‘Never Guess’ when advertising online

Exciting news from the Ben Bradshaw camp is that we are literally weeks away from the launch of my first book, “Don’t Guess.”  I have purposely written it in an entertaining and easy-to-read format, with the aim of sharing up-to-the-minute online marketing strategies, covering everything from Facebook marketing to SEO, and Web Conversion to AdWords.  It will be available in both a printed and e-book format, and has been personally endorsed by Brian Tracy, and Darren Stephens (the man behind the world famous ‘Men are from Mars, Women are from Venus’ self-help book) , among other high profile credible industry leaders.

To give you a small taste of what is to come, here is an edited extract from the book.

By the way, feel free to leave a comment here if you would like to purchase one of the very first copies of the book, and I will make sure to put you on the list to receive a limited signed copy.

One of the most important business strategies is testing and measuring. It’s only by testing and measuring everything that you know what works and what doesn’t. But the sad thing is that it’s also one thing that so few businesses actually do. And it is even more disappointing when they neglect to do it for their online activity, since it is free and so easy to do.

If you ran a bakery that produced 50 different cakes, pastries and breads each day, how would you know which ones were in demand if you didn’t measure how many of each you produced each morning and how many of those you were left with at the end of the day? Let’s assume you wanted to introduce a new type of bun that you came across while holidaying overseas. How would you know how many to bake each day if you had no idea if it would meet with the approval of your regular customers or not? You could be wasting time and money baking a huge batch based only on the fact that you liked it when on holiday. The only way you would know is if you were to test the bun in your market place.

Testing and measuring is not just for products in the retail environment. You should use it for everything in your business; your business name, your positioning, your product line-up, your advertising, your keywords, your culture, your image … even your newsletters, blogs and websites.

How would you then go about measuring the effectiveness of an Internet ad online? You’d track everything with Google Analytics. Now here’s the interesting thing. Many businesses get this far and then sit back. They do nothing with the information they have received regarding their ad campaign.

The important thing is not to HAVE the information but to TAKE ACTION on it. You have to do something with it. You must understand that if you do nothing, nothing is going to happen. It’s only by doing something that you are going to get closer to the results you are after. It’s only by taking action that is based on solid market intelligence, feedback and research that you will be able to zero in on the outcomes you aim for.

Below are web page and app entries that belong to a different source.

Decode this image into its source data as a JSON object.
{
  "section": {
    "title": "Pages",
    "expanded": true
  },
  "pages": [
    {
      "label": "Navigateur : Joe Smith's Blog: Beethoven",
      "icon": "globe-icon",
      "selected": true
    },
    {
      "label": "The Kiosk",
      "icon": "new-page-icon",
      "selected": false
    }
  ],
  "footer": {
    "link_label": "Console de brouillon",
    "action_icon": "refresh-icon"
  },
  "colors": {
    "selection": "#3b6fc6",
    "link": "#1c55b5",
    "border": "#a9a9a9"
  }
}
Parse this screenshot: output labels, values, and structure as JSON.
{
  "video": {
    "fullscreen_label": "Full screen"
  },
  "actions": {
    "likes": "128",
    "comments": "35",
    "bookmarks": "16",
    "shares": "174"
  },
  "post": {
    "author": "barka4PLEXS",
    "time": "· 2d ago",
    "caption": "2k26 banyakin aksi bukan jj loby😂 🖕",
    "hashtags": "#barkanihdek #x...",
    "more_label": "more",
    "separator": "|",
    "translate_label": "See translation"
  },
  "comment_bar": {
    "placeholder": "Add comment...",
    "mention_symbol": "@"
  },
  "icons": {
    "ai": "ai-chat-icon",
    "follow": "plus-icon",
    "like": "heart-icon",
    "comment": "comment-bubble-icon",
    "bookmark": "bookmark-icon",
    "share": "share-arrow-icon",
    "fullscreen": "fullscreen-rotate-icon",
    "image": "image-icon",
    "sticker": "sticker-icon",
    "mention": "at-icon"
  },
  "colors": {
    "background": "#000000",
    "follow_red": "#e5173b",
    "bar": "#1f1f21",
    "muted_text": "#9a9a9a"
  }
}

It’s one thing to take action based on what you THINK your target market wants or what keywords they will be searching for; it’s quite another to base your actions on what you KNOW your target market wants and what keywords they actually respond to.

These days it is remarkably easy to get all the statistics you need about your online marketing activities. Google Analytics is a powerful Web analytics tool that gives you all the information you are ever likely to need about how people find your site, how they navigate through it and how they become customers. Once you know this, you can then set about improving or fine tuning your content so that your results improve.

You will receive many reports that will enable you to see whether you are getting better results to keywords in different cities or regions. Histograms tell you who your most loyal visitors are and who your least loyal ones are, the percentage of new visits as well as the percentage of visitors who bounce. I particularly like the tutorial called Conversion University, which details visitor loyalty, average page views, time on site and visitor recency.

The other thing I like about Google Analytics is that it is free. All you need to do is to sign up and start collecting data.

Leave a Comment

Your email address will not be published. Required fields are marked *